(Collection entries)
-----

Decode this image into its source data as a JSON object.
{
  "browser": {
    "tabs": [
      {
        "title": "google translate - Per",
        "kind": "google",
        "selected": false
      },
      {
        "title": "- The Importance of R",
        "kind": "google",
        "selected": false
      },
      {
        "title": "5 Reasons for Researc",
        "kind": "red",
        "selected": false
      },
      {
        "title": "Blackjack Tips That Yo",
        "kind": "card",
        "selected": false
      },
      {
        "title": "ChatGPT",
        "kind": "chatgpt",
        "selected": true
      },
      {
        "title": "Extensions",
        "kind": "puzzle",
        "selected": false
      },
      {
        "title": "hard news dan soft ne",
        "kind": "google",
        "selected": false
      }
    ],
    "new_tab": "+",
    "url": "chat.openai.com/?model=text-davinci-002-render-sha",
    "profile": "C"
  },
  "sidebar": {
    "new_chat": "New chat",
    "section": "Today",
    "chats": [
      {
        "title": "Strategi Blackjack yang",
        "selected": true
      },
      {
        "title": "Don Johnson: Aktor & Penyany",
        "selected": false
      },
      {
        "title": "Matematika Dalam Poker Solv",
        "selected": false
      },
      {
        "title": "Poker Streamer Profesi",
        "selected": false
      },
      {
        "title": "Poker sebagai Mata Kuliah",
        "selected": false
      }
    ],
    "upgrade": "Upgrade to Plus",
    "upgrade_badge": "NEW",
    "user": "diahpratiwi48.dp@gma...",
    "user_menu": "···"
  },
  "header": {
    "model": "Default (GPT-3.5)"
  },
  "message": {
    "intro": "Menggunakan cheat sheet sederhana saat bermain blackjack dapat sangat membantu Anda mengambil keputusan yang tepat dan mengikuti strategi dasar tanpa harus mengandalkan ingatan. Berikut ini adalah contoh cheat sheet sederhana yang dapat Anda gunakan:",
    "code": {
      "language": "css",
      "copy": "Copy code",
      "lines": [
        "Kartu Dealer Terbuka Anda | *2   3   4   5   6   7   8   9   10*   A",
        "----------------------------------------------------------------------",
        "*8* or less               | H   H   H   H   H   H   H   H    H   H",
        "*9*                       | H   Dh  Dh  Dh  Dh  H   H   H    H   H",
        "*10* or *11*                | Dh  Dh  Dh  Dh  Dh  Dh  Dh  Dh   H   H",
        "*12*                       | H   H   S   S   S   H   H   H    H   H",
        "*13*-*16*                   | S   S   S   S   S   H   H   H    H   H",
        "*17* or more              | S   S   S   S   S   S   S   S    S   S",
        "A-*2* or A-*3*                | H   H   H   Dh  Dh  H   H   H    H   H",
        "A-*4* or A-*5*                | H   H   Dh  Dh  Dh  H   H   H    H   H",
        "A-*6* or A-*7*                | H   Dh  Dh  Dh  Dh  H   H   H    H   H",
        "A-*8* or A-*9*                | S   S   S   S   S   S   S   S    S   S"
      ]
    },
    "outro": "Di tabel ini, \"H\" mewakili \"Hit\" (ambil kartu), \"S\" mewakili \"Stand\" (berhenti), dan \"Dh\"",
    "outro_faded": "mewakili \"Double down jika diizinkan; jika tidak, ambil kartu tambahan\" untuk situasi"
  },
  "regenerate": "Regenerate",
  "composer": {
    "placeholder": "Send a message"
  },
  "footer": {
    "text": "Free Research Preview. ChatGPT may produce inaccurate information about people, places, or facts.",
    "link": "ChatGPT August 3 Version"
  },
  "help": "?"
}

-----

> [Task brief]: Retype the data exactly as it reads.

> [Task result]:
Decode this image into its source data as a JSON object.
{
  "browser": {
    "tabs": [
      {
        "title": "google translate - Per",
        "kind": "google",
        "selected": false
      },
      {
        "title": "- The Importance of R",
        "kind": "google",
        "selected": false
      },
      {
        "title": "5 Reasons for Researc",
        "kind": "red",
        "selected": false
      },
      {
        "title": "Blackjack Tips That Yo",
        "kind": "card",
        "selected": false
      },
      {
        "title": "ChatGPT",
        "kind": "chatgpt",
        "selected": true
      },
      {
        "title": "Extensions",
        "kind": "puzzle",
        "selected": false
      },
      {
        "title": "hard news dan soft ne",
        "kind": "google",
        "selected": false
      }
    ],
    "new_tab": "+",
    "url": "chat.openai.com/?model=text-davinci-002-render-sha",
    "profile": "C"
  },
  "sidebar": {
    "new_chat": "New chat",
    "section": "Today",
    "chats": [
      {
        "title": "Strategi Blackjack yang",
        "selected": true
      },
      {
        "title": "Don Johnson: Aktor & Penyany",
        "selected": false
      },
      {
        "title": "Matematika Dalam Poker Solv",
        "selected": false
      },
      {
        "title": "Poker Streamer Profesi",
        "selected": false
      },
      {
        "title": "Poker sebagai Mata Kuliah",
        "selected": false
      }
    ],
    "upgrade": "Upgrade to Plus",
    "upgrade_badge": "NEW",
    "user": "diahpratiwi48.dp@gma...",
    "user_menu": "···"
  },
  "header": {
    "model": "Default (GPT-3.5)"
  },
  "message": {
    "intro": "Menggunakan cheat sheet sederhana saat bermain blackjack dapat sangat membantu Anda mengambil keputusan yang tepat dan mengikuti strategi dasar tanpa harus mengandalkan ingatan. Berikut ini adalah contoh cheat sheet sederhana yang dapat Anda gunakan:",
    "code": {
      "language": "css",
      "copy": "Copy code",
      "lines": [
        "Kartu Dealer Terbuka Anda | *2   3   4   5   6   7   8   9   10*   A",
        "----------------------------------------------------------------------",
        "*8* or less               | H   H   H   H   H   H   H   H    H   H",
        "*9*                       | H   Dh  Dh  Dh  Dh  H   H   H    H   H",
        "*10* or *11*                | Dh  Dh  Dh  Dh  Dh  Dh  Dh  Dh   H   H",
        "*12*                       | H   H   S   S   S   H   H   H    H   H",
        "*13*-*16*                   | S   S   S   S   S   H   H   H    H   H",
        "*17* or more              | S   S   S   S   S   S   S   S    S   S",
        "A-*2* or A-*3*                | H   H   H   Dh  Dh  H   H   H    H   H",
        "A-*4* or A-*5*                | H   H   Dh  Dh  Dh  H   H   H    H   H",
        "A-*6* or A-*7*                | H   Dh  Dh  Dh  Dh  H   H   H    H   H",
        "A-*8* or A-*9*                | S   S   S   S   S   S   S   S    S   S"
      ]
    },
    "outro": "Di tabel ini, \"H\" mewakili \"Hit\" (ambil kartu), \"S\" mewakili \"Stand\" (berhenti), dan \"Dh\"",
    "outro_faded": "mewakili \"Double down jika diizinkan; jika tidak, ambil kartu tambahan\" untuk situasi"
  },
  "regenerate": "Regenerate",
  "composer": {
    "placeholder": "Send a message"
  },
  "footer": {
    "text": "Free Research Preview. ChatGPT may produce inaccurate information about people, places, or facts.",
    "link": "ChatGPT August 3 Version"
  },
  "help": "?"
}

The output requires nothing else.